GOAL OF THE EXERCISE –
Only the pictures are dropped. Restate each line below word for word.

Stored dataset items
-*-*-
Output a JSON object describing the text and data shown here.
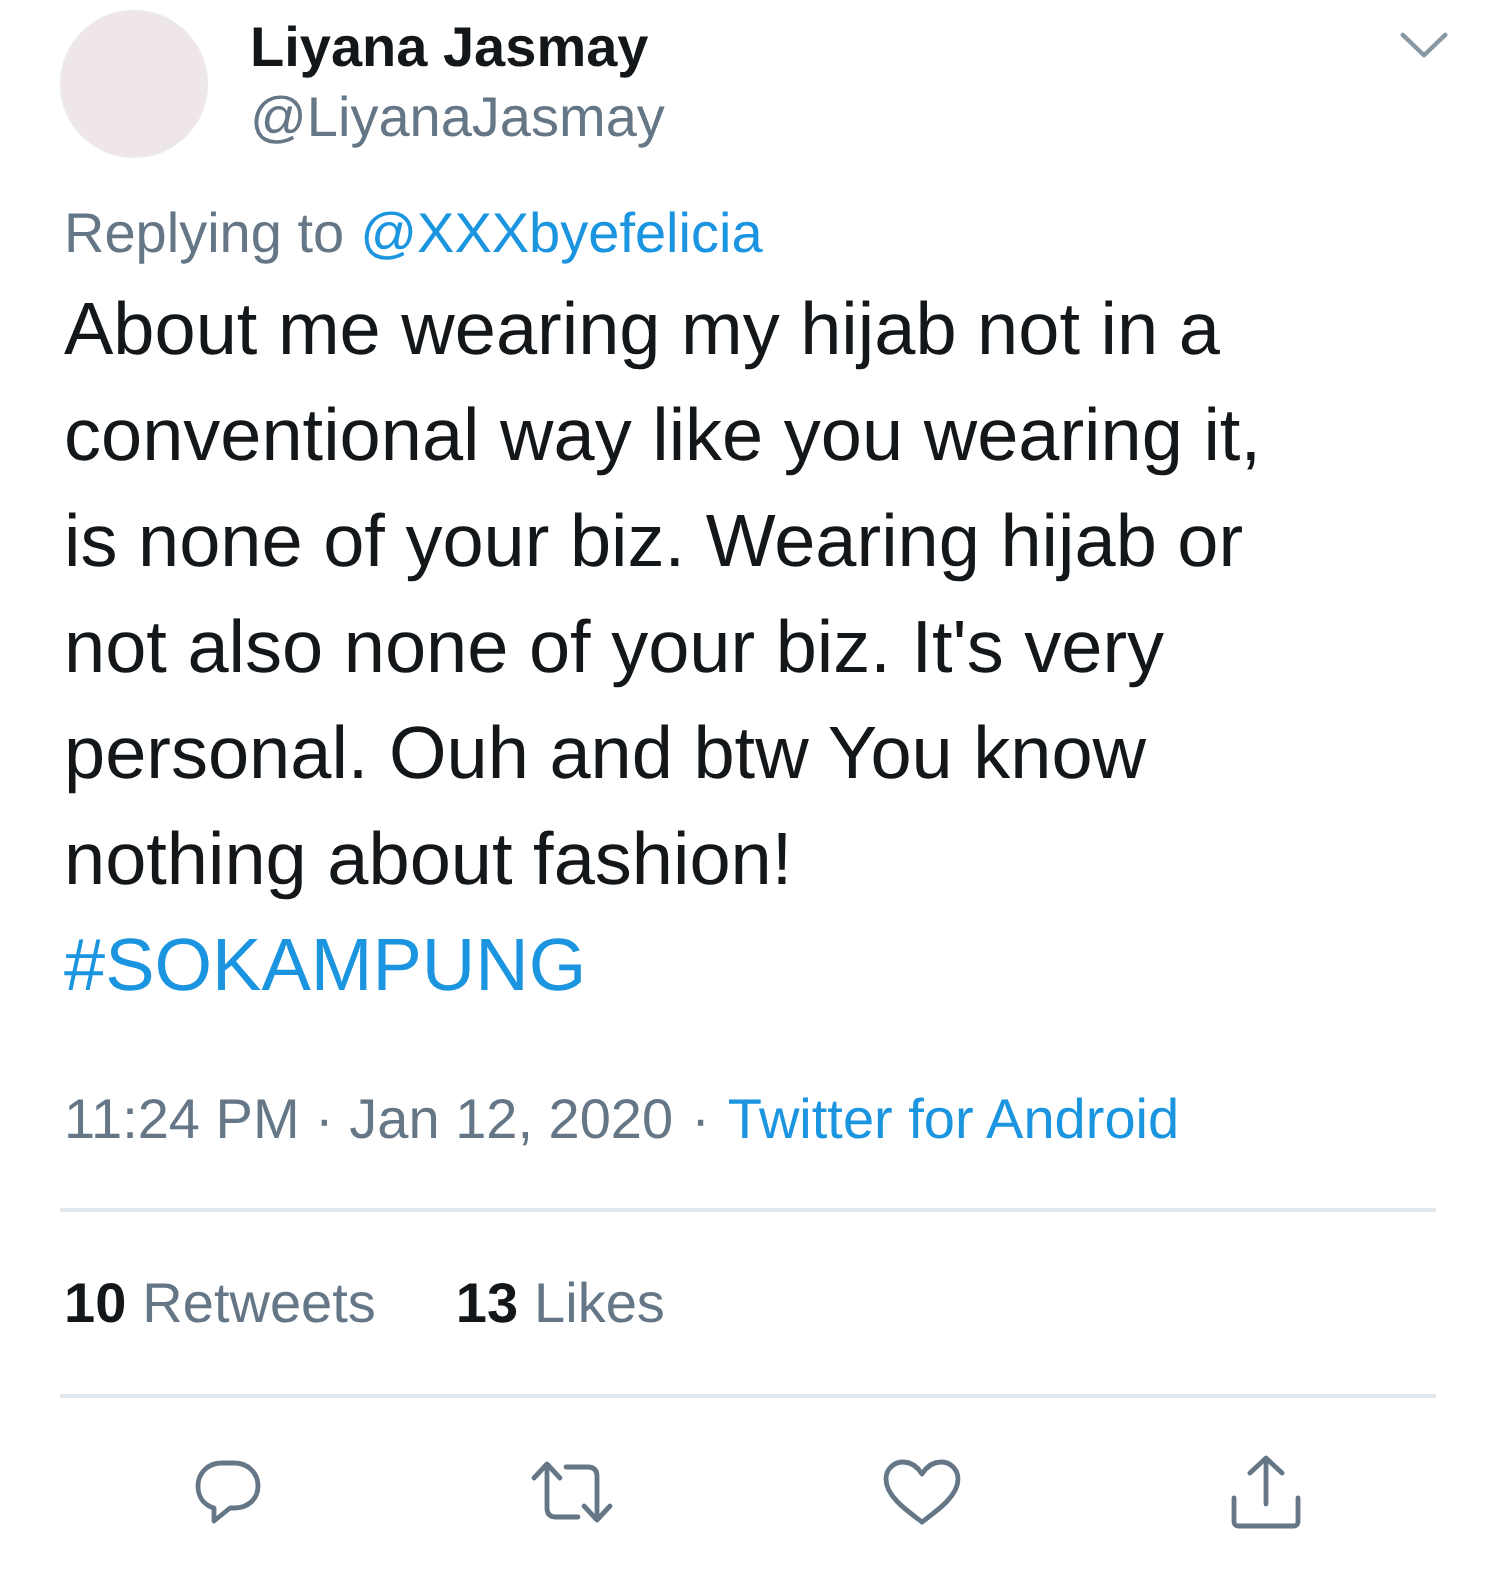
{
  "tweet": {
    "author": {
      "name": "Liyana Jasmay",
      "handle": "@LiyanaJasmay"
    },
    "reply": {
      "prefix": "Replying to",
      "mention": "@XXXbyefelicia"
    },
    "body": "About me wearing my hijab not in a conventional way like you wearing it, is none of your biz. Wearing hijab or not also none of your biz. It's very personal. Ouh and btw You know nothing about fashion!",
    "hashtag": "#SOKAMPUNG",
    "meta": {
      "timestamp": "11:24 PM · Jan 12, 2020",
      "separator": "·",
      "source": "Twitter for Android"
    },
    "stats": [
      {
        "count": "10",
        "label": "Retweets"
      },
      {
        "count": "13",
        "label": "Likes"
      }
    ]
  }
}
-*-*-
RESULT FOR THIS EXERCISE –
Output a JSON object describing the text and data shown here.
{
  "tweet": {
    "author": {
      "name": "Liyana Jasmay",
      "handle": "@LiyanaJasmay"
    },
    "reply": {
      "prefix": "Replying to",
      "mention": "@XXXbyefelicia"
    },
    "body": "About me wearing my hijab not in a conventional way like you wearing it, is none of your biz. Wearing hijab or not also none of your biz. It's very personal. Ouh and btw You know nothing about fashion!",
    "hashtag": "#SOKAMPUNG",
    "meta": {
      "timestamp": "11:24 PM · Jan 12, 2020",
      "separator": "·",
      "source": "Twitter for Android"
    },
    "stats": [
      {
        "count": "10",
        "label": "Retweets"
      },
      {
        "count": "13",
        "label": "Likes"
      }
    ]
  }
}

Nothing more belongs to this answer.